“Prison population is declining; that is a good thing, because its means criminal justice reforms are working," he said. "We must continue to pursue smart reforms that reduces the burden on taxpayers and protect our investments in education and drug treatment to keep people out of prison where we will spend $40,000 each to house, feed and care for them.” 

Sen. Stewart Greenleaf (R-Montgomery), who chairs the Senate Judiciary Committee, which joined two other committees this week in examining the potential closures, praised the decision.

“With recently enacted criminal justice reforms that have shifted the focus from incarceration to treatment and community supervision for non-violent offenders, this is a natural and logical next step," he said. "Pennsylvania’s inmate population is on the decline as well as the crime rate, and I anticipated this appropriate response from the administration."

But Sen. Wayne Fontana (D-Brookline) voiced his disappointment in the closure, saying in the administration's “rush to close,” the impact on the prison’s workers was not considered. He plans to urge the DOC to help them with relocation costs.

“The department largely ignored community input, the plight of local prison workers and the impact that this closing will have on our region’s economy,” he stated. “With this decision in place, it is now imperative that we take steps to protect the jobs of our prison workers and see to it that their safety is not compromised under this consolidated prison plan.” 

Allegheny County Executive Rich Fitzgerald and Pittsburgh Mayor Bill Peduto say with the age of the facility and the national trend towards a reduction in the prison population, they understand the decision for closure, and will join Sen. Fontana in ensuring the property will be properly developed. 

“It’s our hope that the property can be returned to the tax rolls and what could be a valuable property can be used for development or other opportunities in the city and county," they said in a joint statement.

Those representing the four other facilities breathed a collective sigh of relief Thursday, effusively praising the decision to keep the three northeast facilities and the Mercer County facility open.

“I am proud that the people of Luzerne County have demonstrated once again that we stand strong and united to protect jobs and protect our community,” said state Sen. John Yudichak (D-Luzerne), who was a vocal proponent of keeping SCI Retreat open.

“I am convinced now, more than ever, that Pennsylvania must reform its protocol for closing prison facilities. However, I must thank the Wolf administration and the Department of Corrections for listening to our case and ultimately making the right call that SCI-Retreat should remain open.”

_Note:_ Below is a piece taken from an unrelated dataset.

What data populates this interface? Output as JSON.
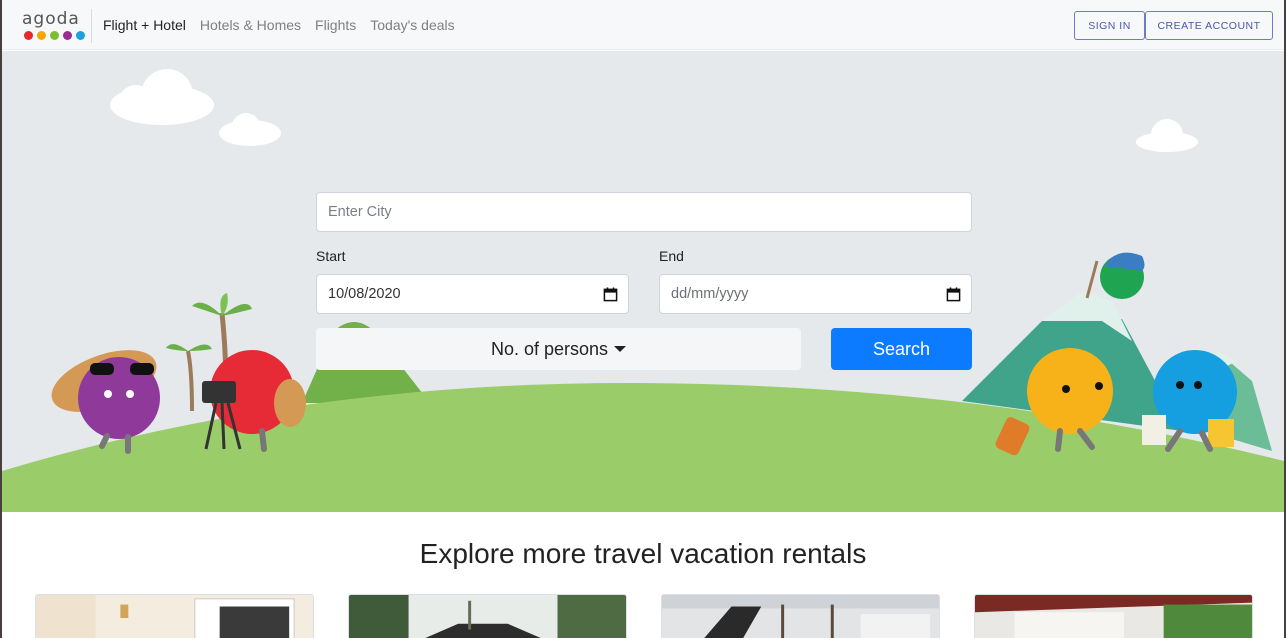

In the House, Rep. Mike Tobash (R-Schuylkill) noted he was happy to see SCI Frackville remain open.

“SCI Frackville is a highly performing facility and an asset to our community,” he said. “This decision represents fiscal responsibility, as well as good news for our region.”

With respect to SCI Waymart, Sen. John Blake (D-Lackawanna) noted his pleasure with the decision to keep the facility open.

“I am relieved and encouraged that SCI Waymart was spared the fate of being closed by the Pennsylvania Department of Corrections,” he said. “This means, for the immediate future, that over 700 jobs and hundreds of millions of dollars of economic impact will not be lost in Northeastern Pennsylvania.”

“Further, the specialized services and mental health treatment sorely needed within our state's Corrections system will be maintained at Waymart.”

Wetzel said the prisons surviving the current DOC decision – and others not mentioned – might be on the list for future closures.

“If you look around the country, you’re seeing this all over the place,” he said. “The trends suggest both prison population is down and crime is down. This is kind of the new normal. I think every budget there is going to be scrutinized about whether we’re at a place to safely close another prison. There may be some that drop off and some that add on (the list of potential closures), but certainly, while I’m sure they’re breathing a sigh of relief, they have to understand the times we’re in.”

Jason Gottesman is the Harrisburg bureau chief and Alanna Koll is the Pittsburgh bureau chief for The PLS Reporter, a non-partisan, online news site devoted to covering Pennsylvania government.